HOW TO COMPLETE THIS TASK: In the records that follow, find each line containing "icon" and copy it.

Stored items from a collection
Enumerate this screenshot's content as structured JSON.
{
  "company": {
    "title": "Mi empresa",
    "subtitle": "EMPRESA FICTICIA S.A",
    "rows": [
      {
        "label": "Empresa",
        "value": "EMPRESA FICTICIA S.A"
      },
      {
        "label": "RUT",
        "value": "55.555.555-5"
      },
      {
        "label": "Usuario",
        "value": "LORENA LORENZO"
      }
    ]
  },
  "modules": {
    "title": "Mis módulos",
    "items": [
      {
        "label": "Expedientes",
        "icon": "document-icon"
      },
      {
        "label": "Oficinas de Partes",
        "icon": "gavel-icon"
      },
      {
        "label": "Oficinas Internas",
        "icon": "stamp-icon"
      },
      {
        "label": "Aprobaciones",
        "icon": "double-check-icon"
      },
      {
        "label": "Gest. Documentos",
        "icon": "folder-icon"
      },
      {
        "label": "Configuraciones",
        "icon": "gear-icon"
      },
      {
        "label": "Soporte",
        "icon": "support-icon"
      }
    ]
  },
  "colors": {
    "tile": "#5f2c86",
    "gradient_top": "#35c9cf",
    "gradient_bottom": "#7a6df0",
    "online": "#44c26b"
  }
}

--

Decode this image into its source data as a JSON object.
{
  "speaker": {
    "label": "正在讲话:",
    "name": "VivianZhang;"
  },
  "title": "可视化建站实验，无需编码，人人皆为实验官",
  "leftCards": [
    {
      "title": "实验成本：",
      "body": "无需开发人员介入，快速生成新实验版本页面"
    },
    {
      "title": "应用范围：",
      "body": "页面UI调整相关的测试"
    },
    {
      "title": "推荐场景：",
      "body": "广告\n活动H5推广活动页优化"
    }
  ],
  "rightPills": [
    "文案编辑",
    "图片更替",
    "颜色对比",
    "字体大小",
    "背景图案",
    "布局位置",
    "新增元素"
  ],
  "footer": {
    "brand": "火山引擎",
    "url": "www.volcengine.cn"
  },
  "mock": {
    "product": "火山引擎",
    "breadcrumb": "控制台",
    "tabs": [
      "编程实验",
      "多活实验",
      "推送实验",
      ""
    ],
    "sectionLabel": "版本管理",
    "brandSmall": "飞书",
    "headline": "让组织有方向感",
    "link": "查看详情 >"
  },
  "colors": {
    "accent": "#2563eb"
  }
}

FINISHED EXERCISE:
        "icon": "document-icon"
        "icon": "gavel-icon"
        "icon": "stamp-icon"
        "icon": "double-check-icon"
        "icon": "folder-icon"
        "icon": "gear-icon"
        "icon": "support-icon"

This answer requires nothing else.